Algorithms and other forms of machine learning are utilized in granting housing loans and other steps in the housing application because they allow for instantaneous approval and are able to process and analyze large data sets. However, because of the millions of data points that these algorithms process, it can be difficult to pinpoint what causes the algorithm to reject or accept an applicant. For instance, if an applicant lives in a low-income neighborhood, their activity may indicate that they are often with others who cannot pay their rent, and because of the interconnection of these data points, it is more likely that the applicant would not make their payments and the housing loan application is denied. With 1.3 million creditworthy applications of color rejected between 2008 and 2015, the use of technology in housing AI has demonstrated the underlying discrimination that exists in the upward mobility of minorities; the people that create these algorithms are focused on generating revenue and oftentimes human biases enter algorithms because they are created by humans. Because of the assumption these technological systems are bias-free, this problem has even extended to credit scores as well. International companies such as Kreditech and FICO are gathering information from applicants’ social media networks and cellphones to gather the type of people the applicant is with to determine if they are reliable borrowers. This disproportionately impacts low-income people who have reduced mobility due to factors outside their control such as their zip code or social class.

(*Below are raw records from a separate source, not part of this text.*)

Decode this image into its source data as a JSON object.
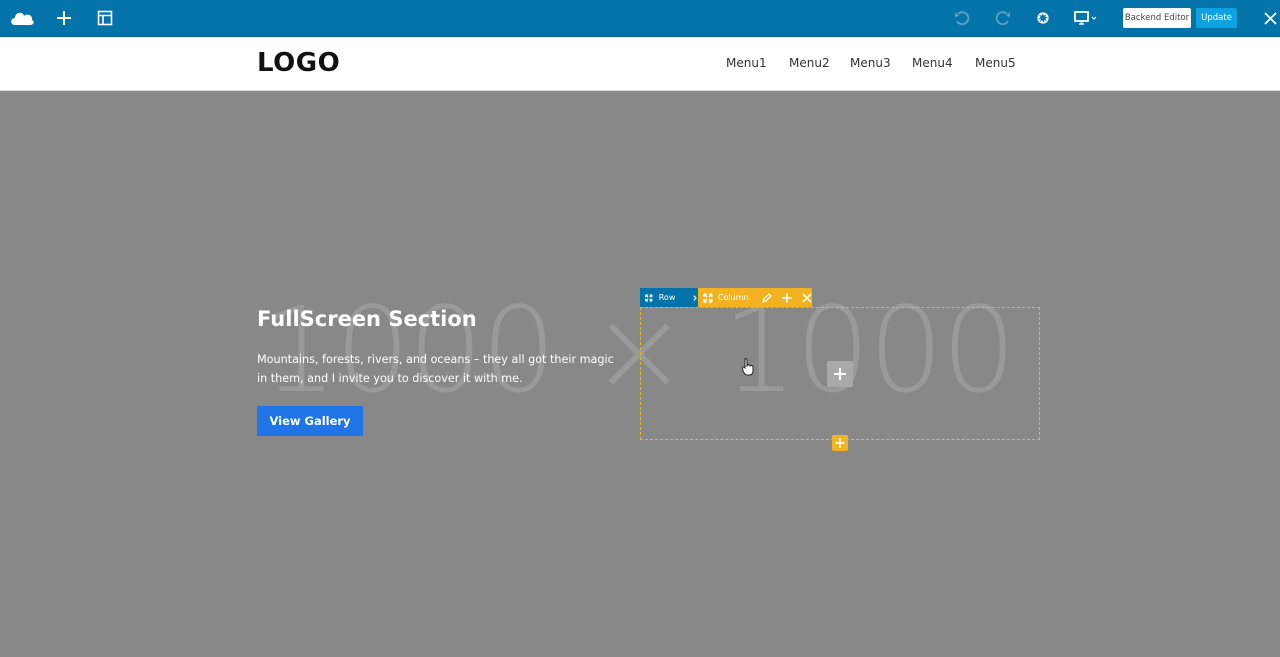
{
  "toolbar": {
    "icons": [
      "logo-cloud-icon",
      "add-element-icon",
      "templates-icon",
      "undo-icon",
      "redo-icon",
      "settings-icon",
      "responsive-view-icon",
      "close-icon"
    ],
    "backend_editor_label": "Backend Editor",
    "update_label": "Update"
  },
  "header": {
    "logo": "LOGO",
    "menu": [
      "Menu1",
      "Menu2",
      "Menu3",
      "Menu4",
      "Menu5"
    ]
  },
  "hero": {
    "placeholder": "1000 × 1000",
    "title": "FullScreen Section",
    "body": "Mountains, forests, rivers, and oceans – they all got their magic in them, and I invite you to discover it with me.",
    "button": "View Gallery"
  },
  "editor": {
    "row_label": "Row",
    "column_label": "Column"
  },
  "colors": {
    "toolbar": "#0473aa",
    "update": "#0ea2e0",
    "column_accent": "#f3b21f",
    "hero_bg": "#888888",
    "cta": "#1f74e6"
  }
}
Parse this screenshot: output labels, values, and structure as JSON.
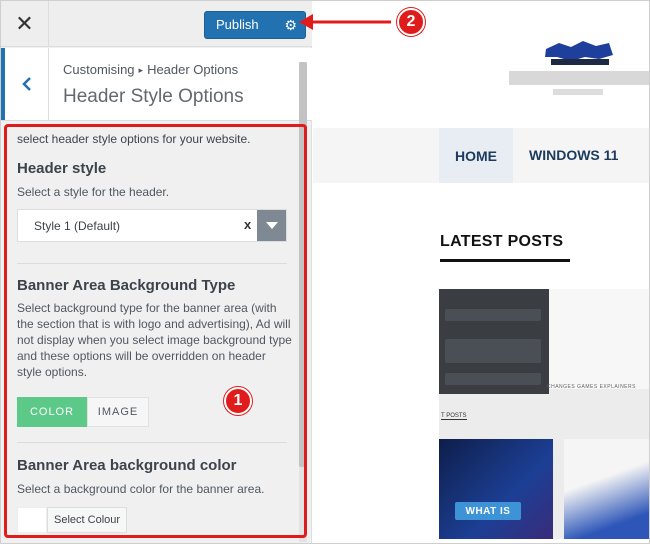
{
  "topbar": {
    "close_icon": "close-icon",
    "publish_label": "Publish",
    "gear_icon": "gear-icon"
  },
  "section": {
    "back_icon": "chevron-left-icon",
    "breadcrumb_parent": "Customising",
    "breadcrumb_child": "Header Options",
    "title": "Header Style Options"
  },
  "panel": {
    "intro": "select header style options for your website.",
    "header_style": {
      "title": "Header style",
      "description": "Select a style for the header.",
      "selected": "Style 1 (Default)",
      "clear": "x"
    },
    "banner_type": {
      "title": "Banner Area Background Type",
      "description": "Select background type for the banner area (with the section that is with logo and advertising), Ad will not display when you select image background type and these options will be overridden on header style options.",
      "options": [
        "COLOR",
        "IMAGE"
      ],
      "selected": "COLOR"
    },
    "banner_color": {
      "title": "Banner Area background color",
      "description": "Select a background color for the banner area.",
      "button": "Select Colour"
    }
  },
  "annotations": {
    "badge1": "1",
    "badge2": "2",
    "accent": "#e01b1b"
  },
  "preview": {
    "nav": [
      "HOME",
      "WINDOWS 11"
    ],
    "latest_posts": "LATEST POSTS",
    "thumb_posts_label": "T POSTS",
    "thumb_tabs": "CHANGES   GAMES   EXPLAINERS",
    "card_button": "WHAT IS"
  },
  "colors": {
    "wp_blue": "#2271b1",
    "toggle_green": "#5dc988",
    "nav_text": "#1b3a5c"
  }
}
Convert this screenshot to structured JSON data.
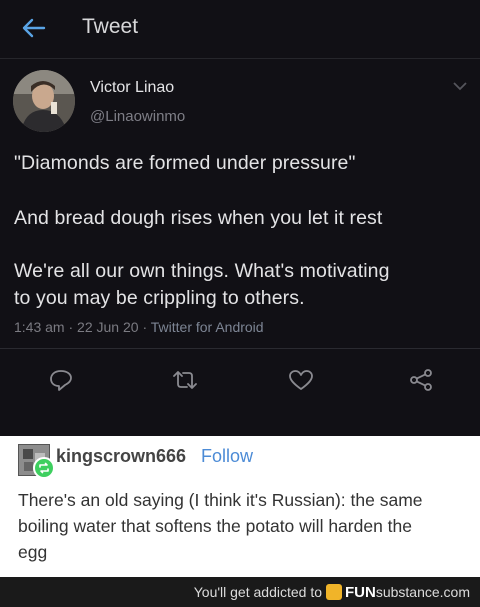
{
  "header": {
    "title": "Tweet"
  },
  "tweet": {
    "author_name": "Victor Linao",
    "author_handle": "@Linaowinmo",
    "lines": [
      "\"Diamonds are formed under pressure\"",
      "And bread dough rises when you let it rest",
      "We're all our own things. What's motivating",
      "to you may be crippling to others."
    ],
    "time": "1:43 am",
    "date": "22 Jun 20",
    "source": "Twitter for Android"
  },
  "tumblr": {
    "username": "kingscrown666",
    "follow_label": "Follow",
    "lines": [
      "There's an old saying (I think it's Russian): the same",
      "boiling water that softens the potato will harden the",
      "egg"
    ]
  },
  "footer": {
    "text": "You'll get addicted to",
    "brand_prefix": "FUN",
    "brand_suffix": "substance.com"
  },
  "colors": {
    "tweet_bg": "#111015",
    "follow_blue": "#4c8bd6",
    "reblog_green": "#3ecf5f"
  },
  "icons": [
    "back-arrow-icon",
    "chevron-down-icon",
    "reply-icon",
    "retweet-icon",
    "like-icon",
    "share-icon",
    "reblog-icon",
    "funsubstance-logo-icon"
  ]
}
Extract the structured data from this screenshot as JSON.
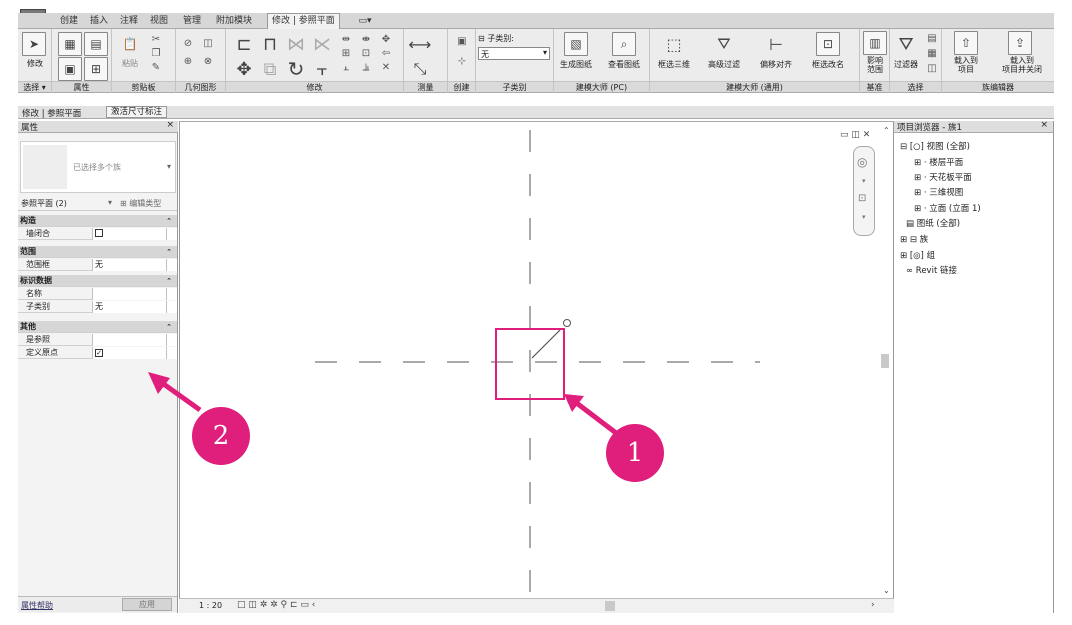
{
  "ribbon": {
    "tabs": [
      "创建",
      "插入",
      "注释",
      "视图",
      "管理",
      "附加模块",
      "修改 | 参照平面"
    ],
    "panels": {
      "select": "选择 ▾",
      "properties": "属性",
      "clipboard": "剪贴板",
      "geometry": "几何图形",
      "modify": "修改",
      "measure": "测量",
      "create": "创建",
      "subcategory": "子类别",
      "build_pc": "建模大师 (PC)",
      "build_general": "建模大师 (通用)",
      "datum": "基准",
      "selection": "选择",
      "family_editor": "族编辑器"
    },
    "buttons": {
      "modify": "修改",
      "paste": "粘贴",
      "subcategory_label": "子类别:",
      "subcategory_value": "无",
      "generate_drawing": "生成图纸",
      "view_drawing": "查看图纸",
      "box_3d": "框选三维",
      "advanced_filter": "高级过滤",
      "offset_align": "偏移对齐",
      "box_rename": "框选改名",
      "affect_range": "影响\n范围",
      "filter": "过滤器",
      "load_project": "载入到\n项目",
      "load_close": "载入到\n项目并关闭"
    }
  },
  "subbar": {
    "context": "修改 | 参照平面",
    "activate": "激活尺寸标注"
  },
  "properties": {
    "title": "属性",
    "selector": "已选择多个族",
    "instance_filter": "参照平面 (2)",
    "edit_type": "编辑类型",
    "groups": [
      {
        "name": "构造",
        "rows": [
          {
            "label": "墙闭合",
            "value": "",
            "check": "unchecked"
          }
        ]
      },
      {
        "name": "范围",
        "rows": [
          {
            "label": "范围框",
            "value": "无"
          }
        ]
      },
      {
        "name": "标识数据",
        "rows": [
          {
            "label": "名称",
            "value": ""
          },
          {
            "label": "子类别",
            "value": "无"
          }
        ]
      },
      {
        "name": "其他",
        "rows": [
          {
            "label": "是参照",
            "value": ""
          },
          {
            "label": "定义原点",
            "value": "",
            "check": "checked"
          }
        ]
      }
    ],
    "help": "属性帮助",
    "apply": "应用"
  },
  "browser": {
    "title": "项目浏览器 - 族1",
    "items": [
      "视图 (全部)",
      "楼层平面",
      "天花板平面",
      "三维视图",
      "立面 (立面 1)",
      "图纸 (全部)",
      "族",
      "组",
      "Revit 链接"
    ]
  },
  "canvas": {
    "scale": "1 : 20"
  },
  "callouts": [
    "1",
    "2"
  ],
  "colors": {
    "accent": "#e01e7b"
  }
}
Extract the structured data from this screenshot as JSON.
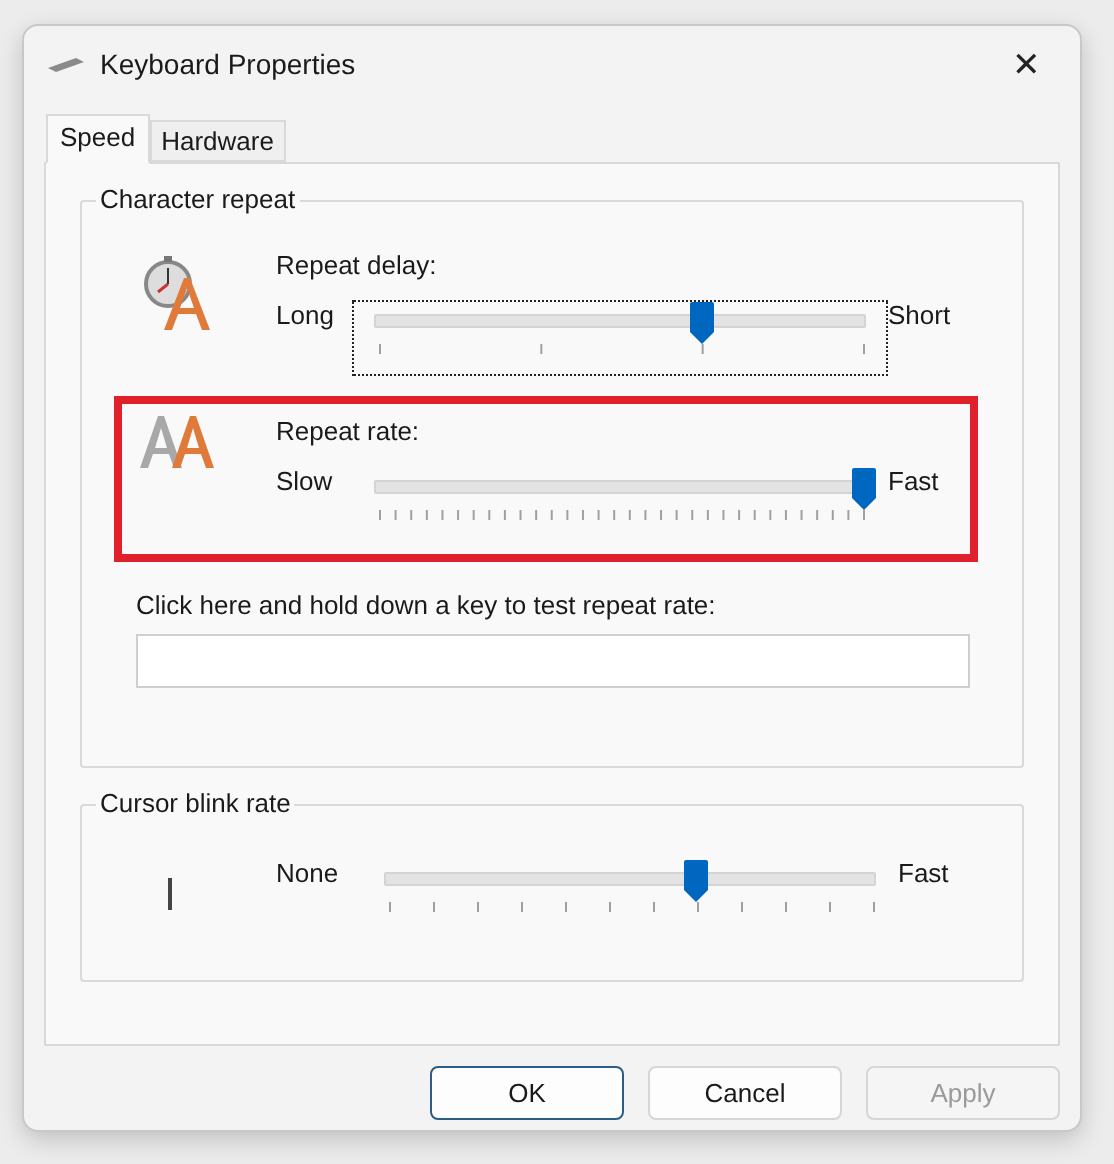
{
  "window": {
    "title": "Keyboard Properties",
    "close": "✕"
  },
  "tabs": [
    {
      "label": "Speed",
      "selected": true
    },
    {
      "label": "Hardware",
      "selected": false
    }
  ],
  "character_repeat": {
    "title": "Character repeat",
    "sliders": [
      {
        "kind": "delay",
        "label": "Repeat delay:",
        "min_label": "Long",
        "max_label": "Short",
        "level": 0.667,
        "focused": true,
        "highlighted": false
      },
      {
        "kind": "rate",
        "label": "Repeat rate:",
        "min_label": "Slow",
        "max_label": "Fast",
        "level": 1.0,
        "focused": false,
        "highlighted": true
      }
    ],
    "test": {
      "label": "Click here and hold down a key to test repeat rate:"
    }
  },
  "cursor_blink": {
    "title": "Cursor blink rate",
    "min_label": "None",
    "max_label": "Fast",
    "level": 0.636
  },
  "buttons": [
    {
      "label": "OK",
      "default": true,
      "disabled": false
    },
    {
      "label": "Cancel",
      "default": false,
      "disabled": false
    },
    {
      "label": "Apply",
      "default": false,
      "disabled": true
    }
  ]
}
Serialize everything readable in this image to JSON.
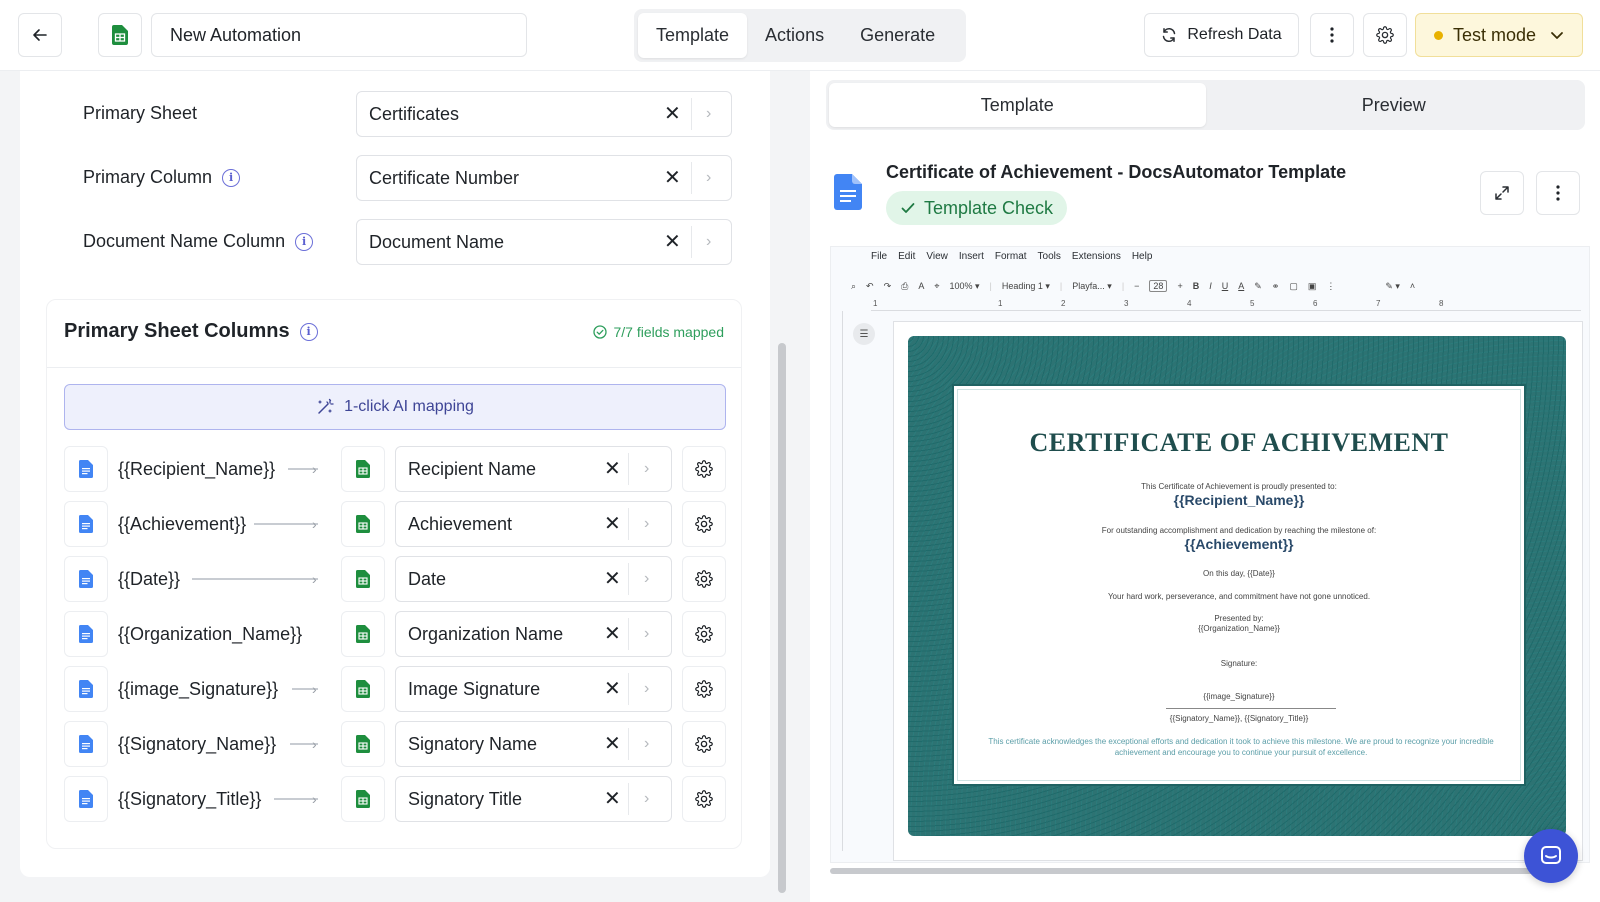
{
  "topbar": {
    "automation_name": "New Automation",
    "mode_tabs": [
      "Template",
      "Actions",
      "Generate"
    ],
    "active_mode_tab": "Template",
    "refresh_label": "Refresh Data",
    "test_mode_label": "Test mode"
  },
  "config": {
    "fields": [
      {
        "label": "Primary Sheet",
        "value": "Certificates",
        "has_info": false
      },
      {
        "label": "Primary Column",
        "value": "Certificate Number",
        "has_info": true
      },
      {
        "label": "Document Name Column",
        "value": "Document Name",
        "has_info": true
      }
    ]
  },
  "columns_card": {
    "title": "Primary Sheet Columns",
    "fields_mapped": "7/7 fields mapped",
    "ai_mapping_label": "1-click AI mapping",
    "mappings": [
      {
        "placeholder": "{{Recipient_Name}}",
        "column": "Recipient Name"
      },
      {
        "placeholder": "{{Achievement}}",
        "column": "Achievement"
      },
      {
        "placeholder": "{{Date}}",
        "column": "Date"
      },
      {
        "placeholder": "{{Organization_Name}}",
        "column": "Organization Name"
      },
      {
        "placeholder": "{{image_Signature}}",
        "column": "Image Signature"
      },
      {
        "placeholder": "{{Signatory_Name}}",
        "column": "Signatory Name"
      },
      {
        "placeholder": "{{Signatory_Title}}",
        "column": "Signatory Title"
      }
    ]
  },
  "preview_panel": {
    "tabs": [
      "Template",
      "Preview"
    ],
    "active_tab": "Template",
    "doc_title": "Certificate of Achievement - DocsAutomator Template",
    "template_check_label": "Template Check"
  },
  "gdoc": {
    "menu": [
      "File",
      "Edit",
      "View",
      "Insert",
      "Format",
      "Tools",
      "Extensions",
      "Help"
    ],
    "zoom": "100%",
    "style": "Heading 1",
    "font": "Playfa...",
    "font_size": "28",
    "ruler_marks": [
      "1",
      "1",
      "2",
      "3",
      "4",
      "5",
      "6",
      "7",
      "8"
    ]
  },
  "certificate": {
    "title": "CERTIFICATE OF ACHIVEMENT",
    "presented_line": "This Certificate of Achievement is proudly presented to:",
    "recipient": "{{Recipient_Name}}",
    "milestone_line": "For outstanding accomplishment and dedication by reaching the milestone of:",
    "achievement": "{{Achievement}}",
    "date_line": "On this day, {{Date}}",
    "perseverance_line": "Your hard work, perseverance, and commitment have not gone unnoticed.",
    "presented_by": "Presented by:",
    "organization": "{{Organization_Name}}",
    "signature_label": "Signature:",
    "image_signature": "{{image_Signature}}",
    "signatory": "{{Signatory_Name}}, {{Signatory_Title}}",
    "footer": "This certificate acknowledges the exceptional efforts and dedication it took to achieve this milestone. We are proud to recognize your incredible achievement and encourage you to continue your pursuit of excellence."
  },
  "colors": {
    "accent": "#5b5fd0",
    "success": "#2e9e5c",
    "test_mode_bg": "#fdf7dc",
    "sheets_green": "#1e8e3e",
    "docs_blue": "#4285f4",
    "cert_teal": "#2d7373"
  },
  "icons": {
    "back": "arrow-left-icon",
    "sheets": "google-sheets-icon",
    "docs": "google-docs-icon",
    "refresh": "refresh-icon",
    "more": "more-vertical-icon",
    "settings": "gear-icon",
    "chevron": "chevron-down-icon",
    "clear": "close-icon",
    "open": "chevron-right-icon",
    "magic": "magic-wand-icon",
    "check": "check-icon",
    "expand": "expand-icon",
    "chat": "chat-icon"
  }
}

So what has been done to mitigate this issue? A proposed ruling by the Department of Housing and Urban Development in August 2019 stated that landlords and lenders who use third-party machine learning to decide who can get approved for loans cannot be held responsible for discrimination that arises from the technology used. Instead, if applicants feel discriminated against then the algorithm can be broken down to be examined, however, this is not a feasible solution to this problem because, as previously mentioned, the algorithms utilized are extremely complex and there is not one singular factor or person at fault for this systemic issue. Instead, advocates for racial equality believe that transparency and continuous testing of algorithms with sample data can be a reliable solution to this issue. Furthermore, the root of the problem must be addressed in how these systems are designed in the first place due to a lack of diversity in the technology career field. If companies were more transparent about the machine learning systems used and had increased diversity in technology spaces to recognize if and when there is racial bias in artificial intelligence, then we can all be one step closer to solving this long-standing issue.